* Problem requirements
Every line holding the string "JSON" is to be copied from the entries below.

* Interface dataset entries
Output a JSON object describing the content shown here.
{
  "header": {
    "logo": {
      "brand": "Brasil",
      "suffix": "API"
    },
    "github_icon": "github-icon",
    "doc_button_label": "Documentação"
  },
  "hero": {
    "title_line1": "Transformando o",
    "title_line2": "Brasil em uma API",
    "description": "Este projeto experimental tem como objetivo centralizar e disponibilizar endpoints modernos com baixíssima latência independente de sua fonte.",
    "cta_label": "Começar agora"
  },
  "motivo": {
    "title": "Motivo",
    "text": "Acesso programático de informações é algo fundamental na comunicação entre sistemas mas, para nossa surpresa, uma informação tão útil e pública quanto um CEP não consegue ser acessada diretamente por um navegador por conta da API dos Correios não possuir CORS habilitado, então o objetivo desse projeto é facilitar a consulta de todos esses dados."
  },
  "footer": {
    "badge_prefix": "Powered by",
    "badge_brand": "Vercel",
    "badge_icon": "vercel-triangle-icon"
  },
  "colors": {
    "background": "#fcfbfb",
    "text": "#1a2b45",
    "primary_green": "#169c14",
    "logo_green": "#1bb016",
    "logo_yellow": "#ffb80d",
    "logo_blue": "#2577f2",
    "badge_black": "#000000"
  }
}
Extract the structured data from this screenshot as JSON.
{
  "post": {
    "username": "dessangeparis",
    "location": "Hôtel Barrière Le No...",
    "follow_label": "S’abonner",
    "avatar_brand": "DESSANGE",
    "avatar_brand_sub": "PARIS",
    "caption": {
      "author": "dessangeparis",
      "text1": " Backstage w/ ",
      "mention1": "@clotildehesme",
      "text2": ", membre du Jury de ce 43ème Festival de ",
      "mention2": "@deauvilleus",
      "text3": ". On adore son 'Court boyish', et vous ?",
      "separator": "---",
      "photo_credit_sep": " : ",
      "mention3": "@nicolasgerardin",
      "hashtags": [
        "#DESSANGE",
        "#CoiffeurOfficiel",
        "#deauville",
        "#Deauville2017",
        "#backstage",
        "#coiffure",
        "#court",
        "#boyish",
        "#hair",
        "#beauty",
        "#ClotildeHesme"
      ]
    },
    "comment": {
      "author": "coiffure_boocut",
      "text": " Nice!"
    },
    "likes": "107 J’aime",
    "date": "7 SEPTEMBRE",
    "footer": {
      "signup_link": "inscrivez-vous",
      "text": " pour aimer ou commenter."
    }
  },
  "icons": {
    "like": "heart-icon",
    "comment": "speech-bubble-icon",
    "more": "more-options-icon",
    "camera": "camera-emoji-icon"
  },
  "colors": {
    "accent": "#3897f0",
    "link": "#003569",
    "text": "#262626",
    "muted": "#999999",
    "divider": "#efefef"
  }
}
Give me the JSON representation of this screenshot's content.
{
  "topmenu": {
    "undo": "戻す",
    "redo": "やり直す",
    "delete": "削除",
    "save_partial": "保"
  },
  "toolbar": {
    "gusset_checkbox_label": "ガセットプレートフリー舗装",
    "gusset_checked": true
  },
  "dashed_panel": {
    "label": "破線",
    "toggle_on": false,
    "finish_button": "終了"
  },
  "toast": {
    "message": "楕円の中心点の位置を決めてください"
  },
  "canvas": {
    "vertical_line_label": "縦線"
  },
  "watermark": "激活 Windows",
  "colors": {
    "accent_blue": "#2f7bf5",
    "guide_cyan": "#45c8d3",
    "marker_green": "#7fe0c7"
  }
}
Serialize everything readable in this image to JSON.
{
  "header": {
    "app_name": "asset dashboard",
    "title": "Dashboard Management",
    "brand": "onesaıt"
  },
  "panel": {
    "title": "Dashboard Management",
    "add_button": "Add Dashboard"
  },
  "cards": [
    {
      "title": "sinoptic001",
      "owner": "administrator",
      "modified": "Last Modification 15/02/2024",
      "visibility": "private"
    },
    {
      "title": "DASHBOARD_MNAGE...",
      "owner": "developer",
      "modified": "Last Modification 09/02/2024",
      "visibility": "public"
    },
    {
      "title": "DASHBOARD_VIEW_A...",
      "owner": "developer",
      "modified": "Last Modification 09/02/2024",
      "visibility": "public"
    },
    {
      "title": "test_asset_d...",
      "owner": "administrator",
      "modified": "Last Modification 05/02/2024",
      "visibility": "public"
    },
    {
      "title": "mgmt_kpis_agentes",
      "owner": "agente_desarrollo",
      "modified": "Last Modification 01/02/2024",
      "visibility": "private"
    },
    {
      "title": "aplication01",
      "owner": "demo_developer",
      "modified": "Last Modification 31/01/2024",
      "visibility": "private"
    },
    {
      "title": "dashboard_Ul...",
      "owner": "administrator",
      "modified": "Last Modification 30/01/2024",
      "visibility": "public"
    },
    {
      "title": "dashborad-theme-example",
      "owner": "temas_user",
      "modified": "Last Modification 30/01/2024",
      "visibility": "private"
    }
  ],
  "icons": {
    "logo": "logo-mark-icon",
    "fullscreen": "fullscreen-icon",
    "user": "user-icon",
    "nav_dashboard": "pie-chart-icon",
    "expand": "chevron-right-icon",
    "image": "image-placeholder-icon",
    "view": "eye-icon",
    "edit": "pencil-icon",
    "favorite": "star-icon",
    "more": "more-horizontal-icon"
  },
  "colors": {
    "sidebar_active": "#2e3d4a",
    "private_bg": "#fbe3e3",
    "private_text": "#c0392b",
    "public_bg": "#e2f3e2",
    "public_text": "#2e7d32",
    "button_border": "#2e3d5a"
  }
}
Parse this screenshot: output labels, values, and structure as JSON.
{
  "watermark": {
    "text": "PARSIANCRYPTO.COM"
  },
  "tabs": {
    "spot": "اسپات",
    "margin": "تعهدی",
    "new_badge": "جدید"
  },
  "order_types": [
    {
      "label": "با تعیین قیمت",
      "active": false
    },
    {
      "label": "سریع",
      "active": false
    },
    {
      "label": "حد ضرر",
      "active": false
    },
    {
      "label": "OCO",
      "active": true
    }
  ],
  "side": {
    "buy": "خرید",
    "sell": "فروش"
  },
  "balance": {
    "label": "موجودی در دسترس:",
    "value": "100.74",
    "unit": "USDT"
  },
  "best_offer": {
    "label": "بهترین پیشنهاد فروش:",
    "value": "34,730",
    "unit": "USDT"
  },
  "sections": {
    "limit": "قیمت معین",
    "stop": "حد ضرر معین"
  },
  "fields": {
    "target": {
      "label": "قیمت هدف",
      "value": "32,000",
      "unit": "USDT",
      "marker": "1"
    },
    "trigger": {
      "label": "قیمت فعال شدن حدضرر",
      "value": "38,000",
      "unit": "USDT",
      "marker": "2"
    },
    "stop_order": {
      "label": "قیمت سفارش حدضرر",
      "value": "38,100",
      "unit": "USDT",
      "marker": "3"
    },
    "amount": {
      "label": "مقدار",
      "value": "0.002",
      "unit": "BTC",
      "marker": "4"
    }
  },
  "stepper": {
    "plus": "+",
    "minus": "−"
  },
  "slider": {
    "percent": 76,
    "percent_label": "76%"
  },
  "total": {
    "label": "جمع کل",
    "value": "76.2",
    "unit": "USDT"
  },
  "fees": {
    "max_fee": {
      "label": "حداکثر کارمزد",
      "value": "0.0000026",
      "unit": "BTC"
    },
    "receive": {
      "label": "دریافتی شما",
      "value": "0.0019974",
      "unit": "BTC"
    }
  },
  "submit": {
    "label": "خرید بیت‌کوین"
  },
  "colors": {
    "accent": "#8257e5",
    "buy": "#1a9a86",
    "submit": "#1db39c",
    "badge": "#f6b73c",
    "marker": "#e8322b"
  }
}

* Exercise output
Output a JSON object describing the content shown here.
Extract the structured data from this screenshot as JSON.
Give me the JSON representation of this screenshot's content.
Serialize everything readable in this image to JSON.
Parse this screenshot: output labels, values, and structure as JSON.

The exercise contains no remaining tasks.